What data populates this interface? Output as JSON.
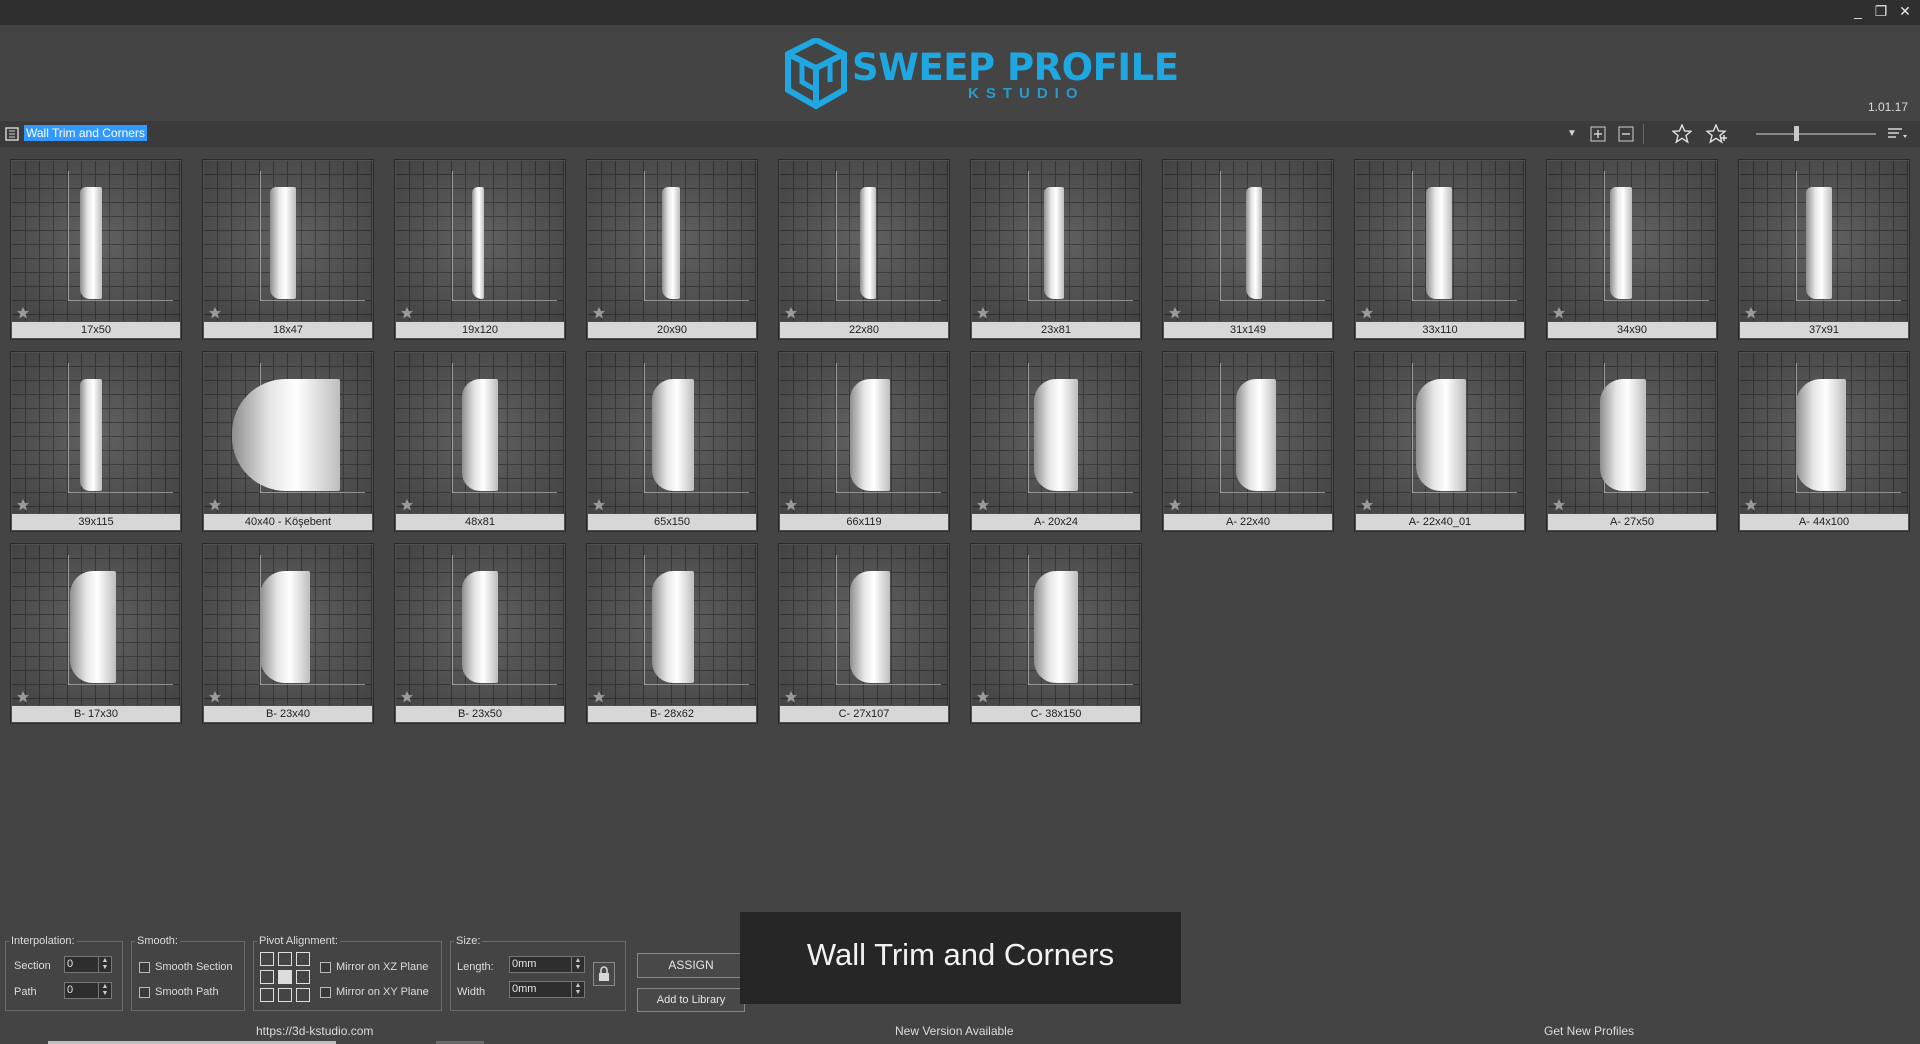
{
  "window": {
    "controls": [
      "_",
      "❐",
      "✕"
    ]
  },
  "logo": {
    "name": "SWEEP PROFILE",
    "sub": "KSTUDIO"
  },
  "version": "1.01.17",
  "library": {
    "name": "Wall Trim and Corners"
  },
  "toolbar_icons": [
    "expand-icon",
    "collapse-icon",
    "star-icon",
    "star-add-icon",
    "sort-icon"
  ],
  "profiles": [
    "17x50",
    "18x47",
    "19x120",
    "20x90",
    "22x80",
    "23x81",
    "31x149",
    "33x110",
    "34x90",
    "37x91",
    "39x115",
    "40x40 - Köşebent",
    "48x81",
    "65x150",
    "66x119",
    "A- 20x24",
    "A- 22x40",
    "A- 22x40_01",
    "A- 27x50",
    "A- 44x100",
    "B- 17x30",
    "B- 23x40",
    "B- 23x50",
    "B- 28x62",
    "C- 27x107",
    "C- 38x150"
  ],
  "controls": {
    "interpolation": {
      "title": "Interpolation:",
      "section_label": "Section",
      "section_value": "0",
      "path_label": "Path",
      "path_value": "0"
    },
    "smooth": {
      "title": "Smooth:",
      "section": "Smooth Section",
      "path": "Smooth Path"
    },
    "pivot": {
      "title": "Pivot Alignment:",
      "mirror_xz": "Mirror on XZ Plane",
      "mirror_xy": "Mirror on XY Plane"
    },
    "size": {
      "title": "Size:",
      "length_label": "Length:",
      "length_value": "0mm",
      "width_label": "Width",
      "width_value": "0mm"
    },
    "assign": "ASSIGN",
    "add_library": "Add to Library"
  },
  "toast": "Wall Trim and Corners",
  "status": {
    "url": "https://3d-kstudio.com",
    "update": "New Version Available",
    "get": "Get New Profiles"
  }
}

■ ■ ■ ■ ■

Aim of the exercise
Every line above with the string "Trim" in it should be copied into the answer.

Written solution
    "name": "Wall Trim and Corners"
  "toast": "Wall Trim and Corners",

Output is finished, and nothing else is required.